*** Opening of Exercise input ***

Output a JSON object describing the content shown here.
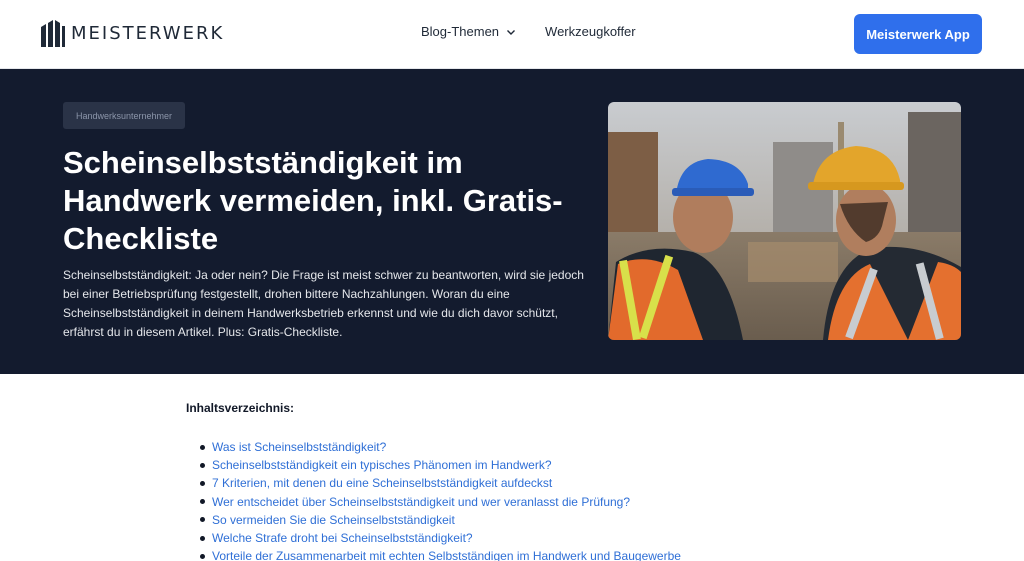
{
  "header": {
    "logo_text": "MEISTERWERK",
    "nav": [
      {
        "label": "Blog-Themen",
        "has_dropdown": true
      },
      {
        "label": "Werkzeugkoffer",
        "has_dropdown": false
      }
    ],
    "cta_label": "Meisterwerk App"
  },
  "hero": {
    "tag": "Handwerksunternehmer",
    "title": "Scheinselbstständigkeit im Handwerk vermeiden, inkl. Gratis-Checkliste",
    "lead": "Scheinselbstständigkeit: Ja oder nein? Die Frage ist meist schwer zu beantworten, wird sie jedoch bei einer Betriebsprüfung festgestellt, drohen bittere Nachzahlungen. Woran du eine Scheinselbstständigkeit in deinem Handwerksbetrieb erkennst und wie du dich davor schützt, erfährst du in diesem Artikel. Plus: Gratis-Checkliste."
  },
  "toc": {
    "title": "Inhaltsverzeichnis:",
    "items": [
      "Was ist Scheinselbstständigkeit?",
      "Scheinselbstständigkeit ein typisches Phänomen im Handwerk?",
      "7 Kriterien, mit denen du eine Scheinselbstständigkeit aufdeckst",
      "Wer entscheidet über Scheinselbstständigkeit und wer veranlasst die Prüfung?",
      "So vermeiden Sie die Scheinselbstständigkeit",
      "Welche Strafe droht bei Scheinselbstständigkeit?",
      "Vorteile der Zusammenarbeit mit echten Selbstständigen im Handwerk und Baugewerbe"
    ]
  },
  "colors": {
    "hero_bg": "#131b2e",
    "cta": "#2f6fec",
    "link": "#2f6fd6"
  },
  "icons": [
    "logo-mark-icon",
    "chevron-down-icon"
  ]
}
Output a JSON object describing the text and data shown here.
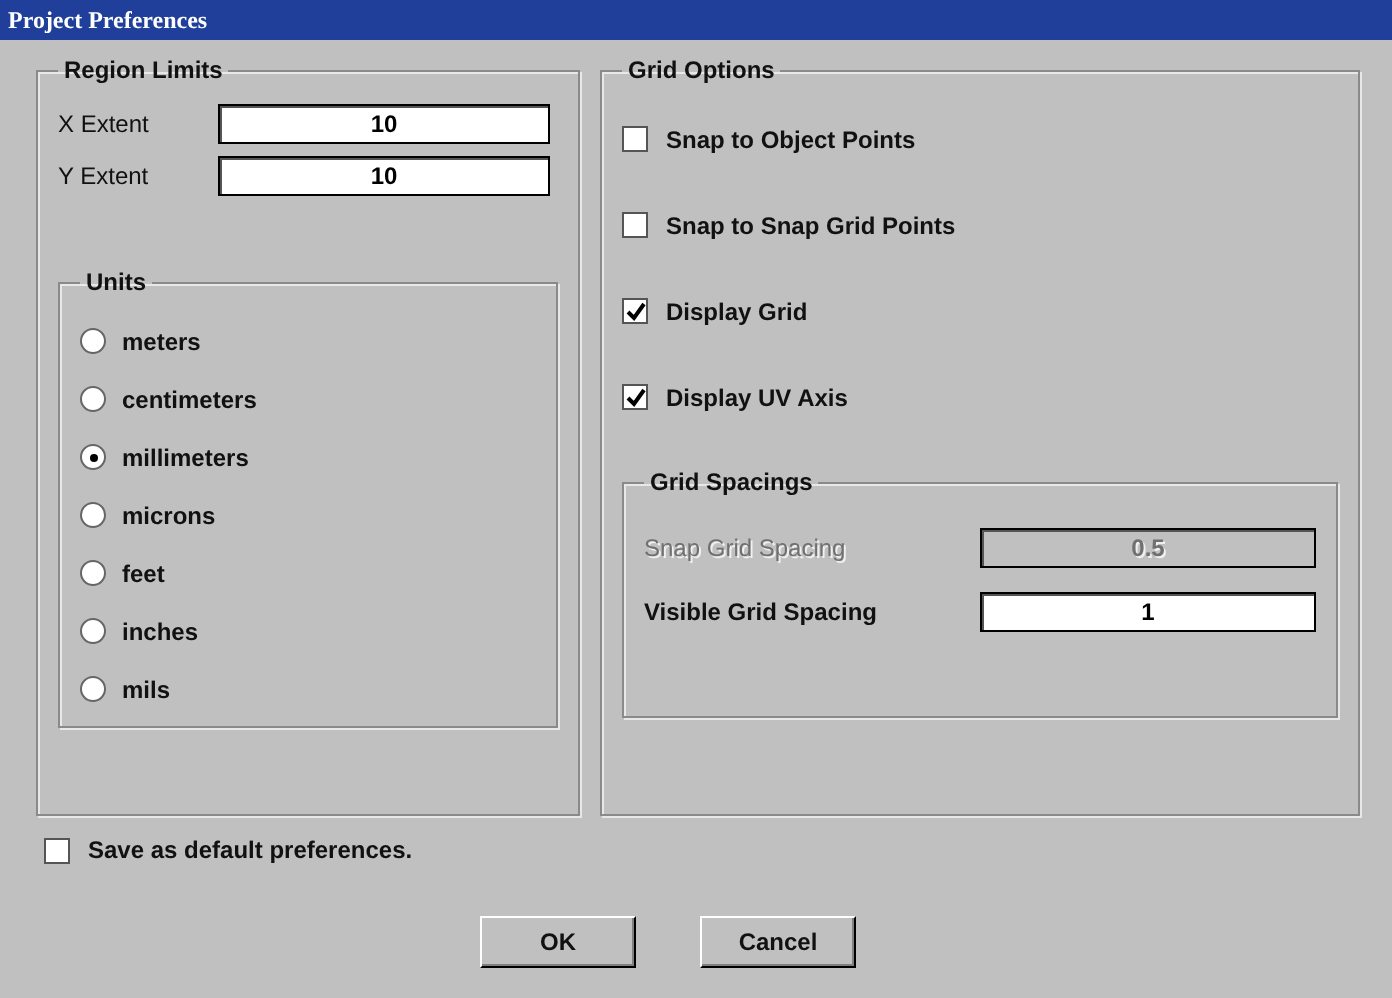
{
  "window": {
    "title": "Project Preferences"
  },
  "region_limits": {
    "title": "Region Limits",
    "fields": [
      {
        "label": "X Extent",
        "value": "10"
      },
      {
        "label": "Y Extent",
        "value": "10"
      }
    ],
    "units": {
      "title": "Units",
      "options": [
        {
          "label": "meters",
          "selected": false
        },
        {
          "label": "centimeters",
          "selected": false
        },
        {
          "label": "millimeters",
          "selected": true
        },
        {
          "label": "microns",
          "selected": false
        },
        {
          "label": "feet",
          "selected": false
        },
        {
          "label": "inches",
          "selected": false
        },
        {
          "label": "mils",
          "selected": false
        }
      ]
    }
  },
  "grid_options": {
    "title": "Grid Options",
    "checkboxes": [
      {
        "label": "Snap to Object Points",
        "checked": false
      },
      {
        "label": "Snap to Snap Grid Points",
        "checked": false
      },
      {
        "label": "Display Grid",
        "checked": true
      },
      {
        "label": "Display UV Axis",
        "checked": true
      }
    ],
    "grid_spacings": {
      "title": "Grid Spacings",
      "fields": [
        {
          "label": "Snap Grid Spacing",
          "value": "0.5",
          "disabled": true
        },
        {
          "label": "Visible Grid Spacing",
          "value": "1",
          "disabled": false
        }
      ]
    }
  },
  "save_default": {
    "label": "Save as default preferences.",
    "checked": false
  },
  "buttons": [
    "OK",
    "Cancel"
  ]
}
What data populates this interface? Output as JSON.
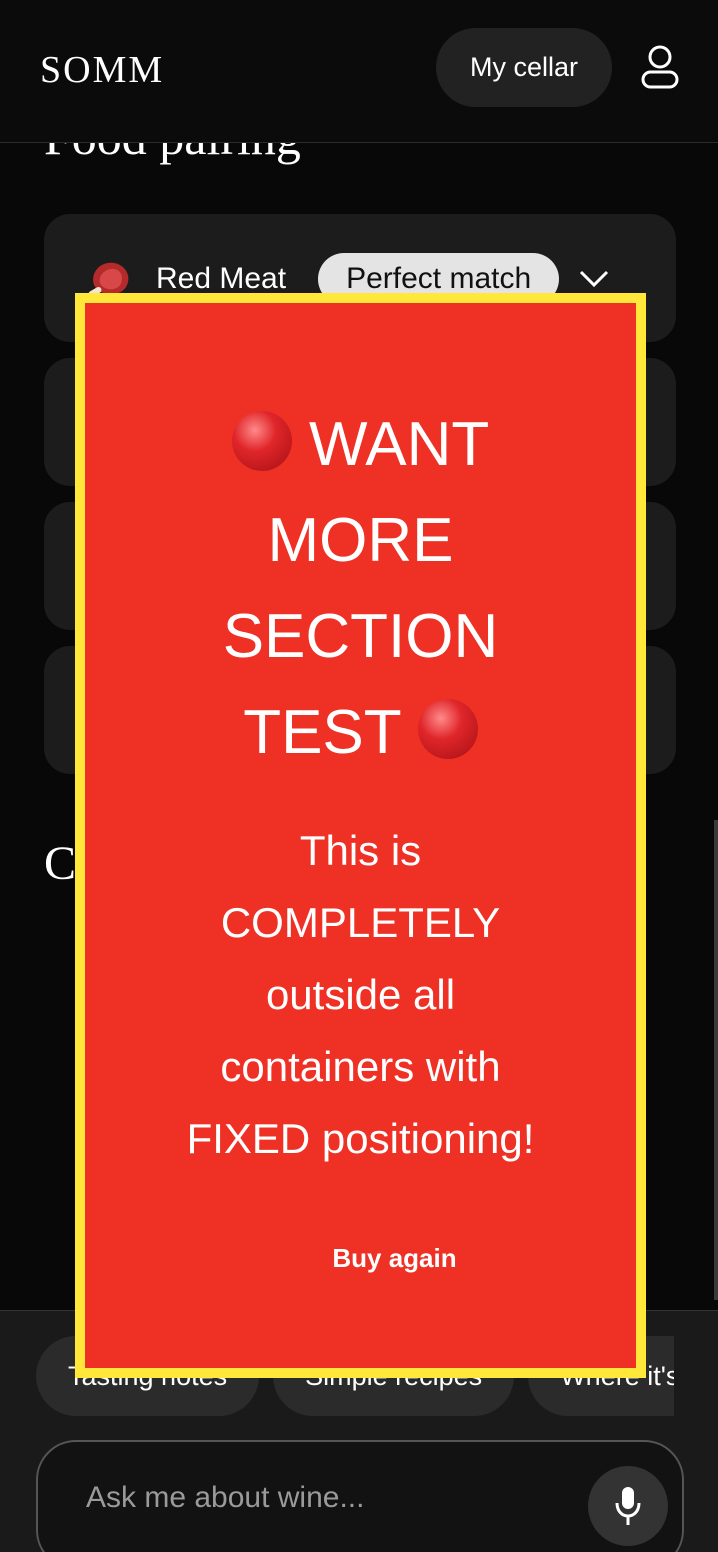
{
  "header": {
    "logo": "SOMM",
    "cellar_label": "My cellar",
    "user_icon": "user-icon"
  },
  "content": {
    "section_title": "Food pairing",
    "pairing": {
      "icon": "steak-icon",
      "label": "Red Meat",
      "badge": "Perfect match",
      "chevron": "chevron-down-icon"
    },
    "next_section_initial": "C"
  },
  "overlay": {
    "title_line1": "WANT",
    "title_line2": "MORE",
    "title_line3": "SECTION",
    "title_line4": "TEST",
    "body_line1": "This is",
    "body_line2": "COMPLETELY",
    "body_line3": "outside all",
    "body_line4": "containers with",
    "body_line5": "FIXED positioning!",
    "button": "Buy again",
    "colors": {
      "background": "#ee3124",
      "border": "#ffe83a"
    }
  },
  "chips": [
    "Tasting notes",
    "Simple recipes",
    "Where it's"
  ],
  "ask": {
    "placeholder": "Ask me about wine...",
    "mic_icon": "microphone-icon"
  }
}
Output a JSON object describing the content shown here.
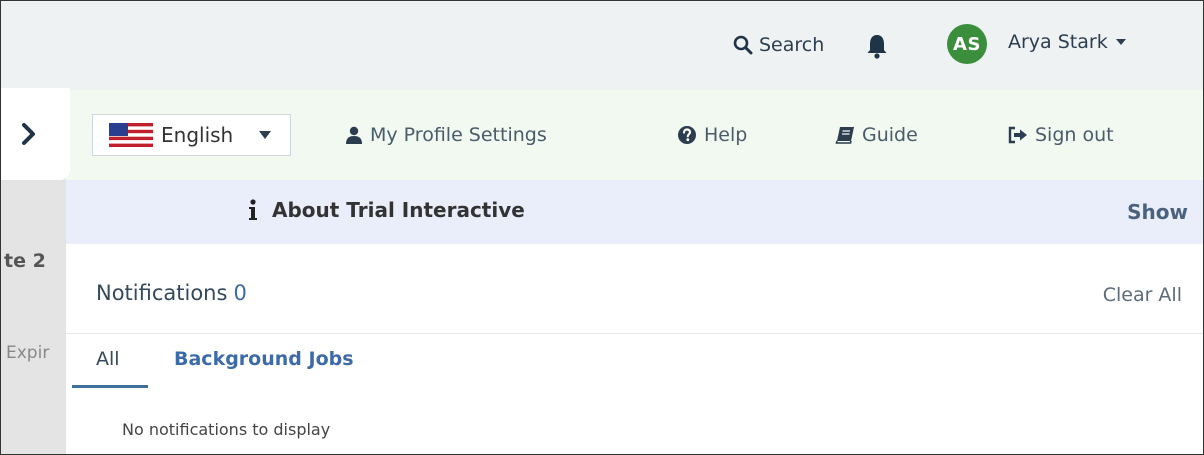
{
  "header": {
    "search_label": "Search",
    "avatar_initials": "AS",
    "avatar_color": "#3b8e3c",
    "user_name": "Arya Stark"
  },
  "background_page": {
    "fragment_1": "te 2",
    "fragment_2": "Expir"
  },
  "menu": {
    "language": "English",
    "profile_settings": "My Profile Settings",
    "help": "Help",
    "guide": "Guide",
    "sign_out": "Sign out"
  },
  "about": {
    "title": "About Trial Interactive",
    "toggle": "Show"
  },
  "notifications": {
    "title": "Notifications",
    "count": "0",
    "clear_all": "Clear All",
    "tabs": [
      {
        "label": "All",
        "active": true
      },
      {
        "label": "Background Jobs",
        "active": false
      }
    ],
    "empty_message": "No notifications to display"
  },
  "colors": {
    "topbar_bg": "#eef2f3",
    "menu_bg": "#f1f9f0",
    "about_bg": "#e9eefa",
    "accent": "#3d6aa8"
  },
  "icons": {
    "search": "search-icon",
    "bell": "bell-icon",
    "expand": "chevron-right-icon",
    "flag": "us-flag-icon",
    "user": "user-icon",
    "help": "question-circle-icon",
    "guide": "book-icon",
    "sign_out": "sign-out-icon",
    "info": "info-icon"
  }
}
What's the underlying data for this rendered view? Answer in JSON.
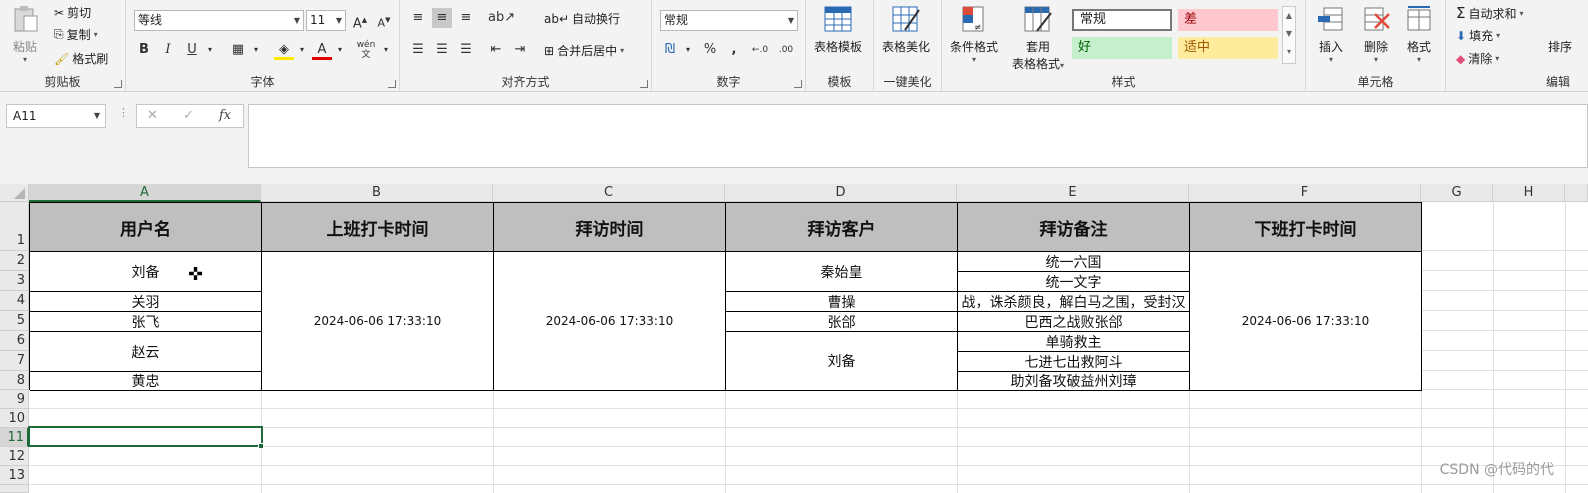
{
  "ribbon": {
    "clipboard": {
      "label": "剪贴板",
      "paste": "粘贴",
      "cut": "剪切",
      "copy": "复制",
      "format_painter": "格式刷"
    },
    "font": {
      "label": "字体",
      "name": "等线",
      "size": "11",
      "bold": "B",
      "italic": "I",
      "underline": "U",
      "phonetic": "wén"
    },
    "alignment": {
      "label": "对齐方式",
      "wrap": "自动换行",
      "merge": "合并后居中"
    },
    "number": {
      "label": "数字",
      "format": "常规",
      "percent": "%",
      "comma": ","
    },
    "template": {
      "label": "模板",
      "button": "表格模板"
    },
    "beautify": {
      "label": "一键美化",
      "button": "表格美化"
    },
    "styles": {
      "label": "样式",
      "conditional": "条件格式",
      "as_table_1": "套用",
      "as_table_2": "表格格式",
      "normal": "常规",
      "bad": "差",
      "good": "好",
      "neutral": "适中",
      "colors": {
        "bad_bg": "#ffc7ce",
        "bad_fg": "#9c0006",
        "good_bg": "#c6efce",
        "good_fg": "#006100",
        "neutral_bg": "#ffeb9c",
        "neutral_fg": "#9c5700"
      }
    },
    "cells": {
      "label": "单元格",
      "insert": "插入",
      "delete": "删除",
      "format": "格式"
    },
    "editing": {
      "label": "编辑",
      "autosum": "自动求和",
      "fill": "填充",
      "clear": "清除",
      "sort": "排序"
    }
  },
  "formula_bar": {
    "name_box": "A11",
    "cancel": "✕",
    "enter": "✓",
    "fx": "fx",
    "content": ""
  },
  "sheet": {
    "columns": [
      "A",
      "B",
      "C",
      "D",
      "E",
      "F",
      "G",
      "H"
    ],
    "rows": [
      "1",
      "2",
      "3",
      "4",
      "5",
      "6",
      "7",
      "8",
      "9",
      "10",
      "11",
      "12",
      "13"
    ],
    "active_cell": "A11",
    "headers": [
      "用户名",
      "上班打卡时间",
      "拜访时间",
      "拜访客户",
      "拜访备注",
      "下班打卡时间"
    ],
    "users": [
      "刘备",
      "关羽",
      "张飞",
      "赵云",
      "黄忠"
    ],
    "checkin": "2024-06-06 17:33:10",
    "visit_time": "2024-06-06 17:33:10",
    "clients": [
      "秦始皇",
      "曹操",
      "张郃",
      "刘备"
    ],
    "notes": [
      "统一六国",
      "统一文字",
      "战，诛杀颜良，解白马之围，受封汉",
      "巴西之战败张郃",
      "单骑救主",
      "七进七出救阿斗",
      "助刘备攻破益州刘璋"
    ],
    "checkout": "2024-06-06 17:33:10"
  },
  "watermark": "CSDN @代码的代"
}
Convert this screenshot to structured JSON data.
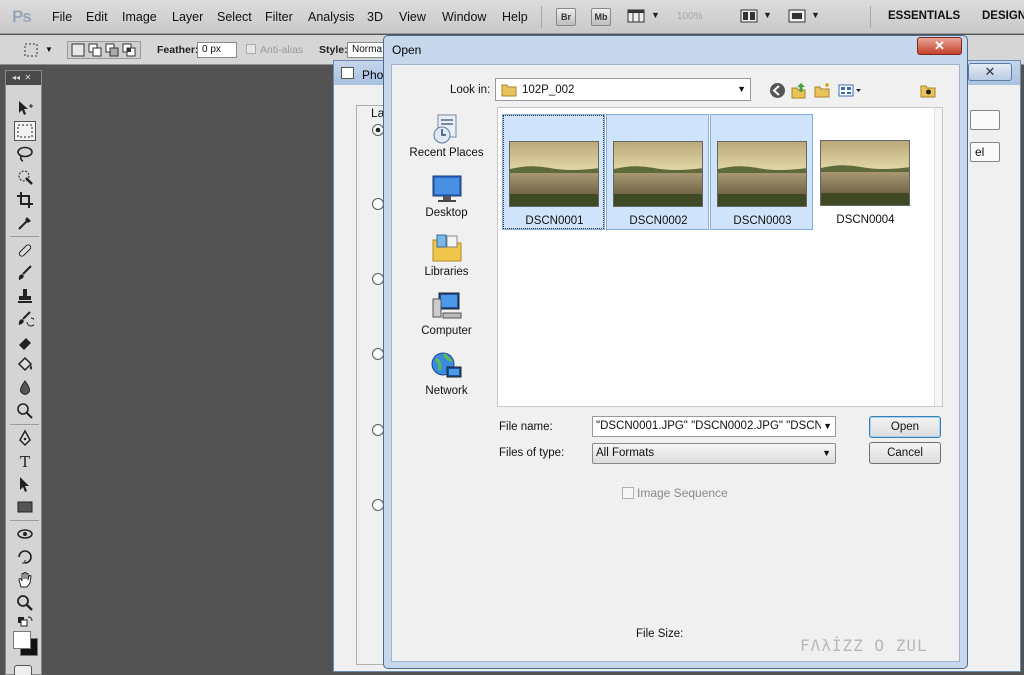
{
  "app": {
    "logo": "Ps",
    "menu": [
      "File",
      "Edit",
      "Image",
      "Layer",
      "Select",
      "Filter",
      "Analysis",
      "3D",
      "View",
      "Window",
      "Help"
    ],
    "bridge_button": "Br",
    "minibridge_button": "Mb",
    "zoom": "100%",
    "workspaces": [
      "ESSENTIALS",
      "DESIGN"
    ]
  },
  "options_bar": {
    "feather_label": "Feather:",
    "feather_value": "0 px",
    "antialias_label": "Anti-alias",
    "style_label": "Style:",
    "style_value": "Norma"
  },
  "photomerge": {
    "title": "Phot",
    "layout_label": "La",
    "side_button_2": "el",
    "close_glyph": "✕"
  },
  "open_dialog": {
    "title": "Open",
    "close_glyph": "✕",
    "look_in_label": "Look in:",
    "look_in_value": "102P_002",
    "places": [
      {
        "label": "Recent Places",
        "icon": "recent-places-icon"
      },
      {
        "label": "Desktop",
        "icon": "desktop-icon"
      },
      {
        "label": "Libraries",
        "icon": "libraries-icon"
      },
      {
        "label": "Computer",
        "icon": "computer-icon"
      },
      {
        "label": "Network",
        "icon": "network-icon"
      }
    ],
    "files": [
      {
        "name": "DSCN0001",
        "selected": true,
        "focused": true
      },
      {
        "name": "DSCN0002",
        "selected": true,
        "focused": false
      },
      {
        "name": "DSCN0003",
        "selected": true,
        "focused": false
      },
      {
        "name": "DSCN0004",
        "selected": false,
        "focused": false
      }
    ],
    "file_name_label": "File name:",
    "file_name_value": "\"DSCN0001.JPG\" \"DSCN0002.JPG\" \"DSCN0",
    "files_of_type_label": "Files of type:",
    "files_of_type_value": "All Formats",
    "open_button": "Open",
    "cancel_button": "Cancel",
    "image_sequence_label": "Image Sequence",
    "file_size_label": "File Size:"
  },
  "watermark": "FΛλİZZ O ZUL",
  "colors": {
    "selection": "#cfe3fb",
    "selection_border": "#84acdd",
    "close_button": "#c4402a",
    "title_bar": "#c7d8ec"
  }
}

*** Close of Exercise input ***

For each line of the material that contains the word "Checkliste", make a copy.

    "title": "Scheinselbstständigkeit im Handwerk vermeiden, inkl. Gratis-Checkliste",
    "lead": "Scheinselbstständigkeit: Ja oder nein? Die Frage ist meist schwer zu beantworten, wird sie jedoch bei einer Betriebsprüfung festgestellt, drohen bittere Nachzahlungen. Woran du eine Scheinselbstständigkeit in deinem Handwerksbetrieb erkennst und wie du dich davor schützt, erfährst du in diesem Artikel. Plus: Gratis-Checkliste."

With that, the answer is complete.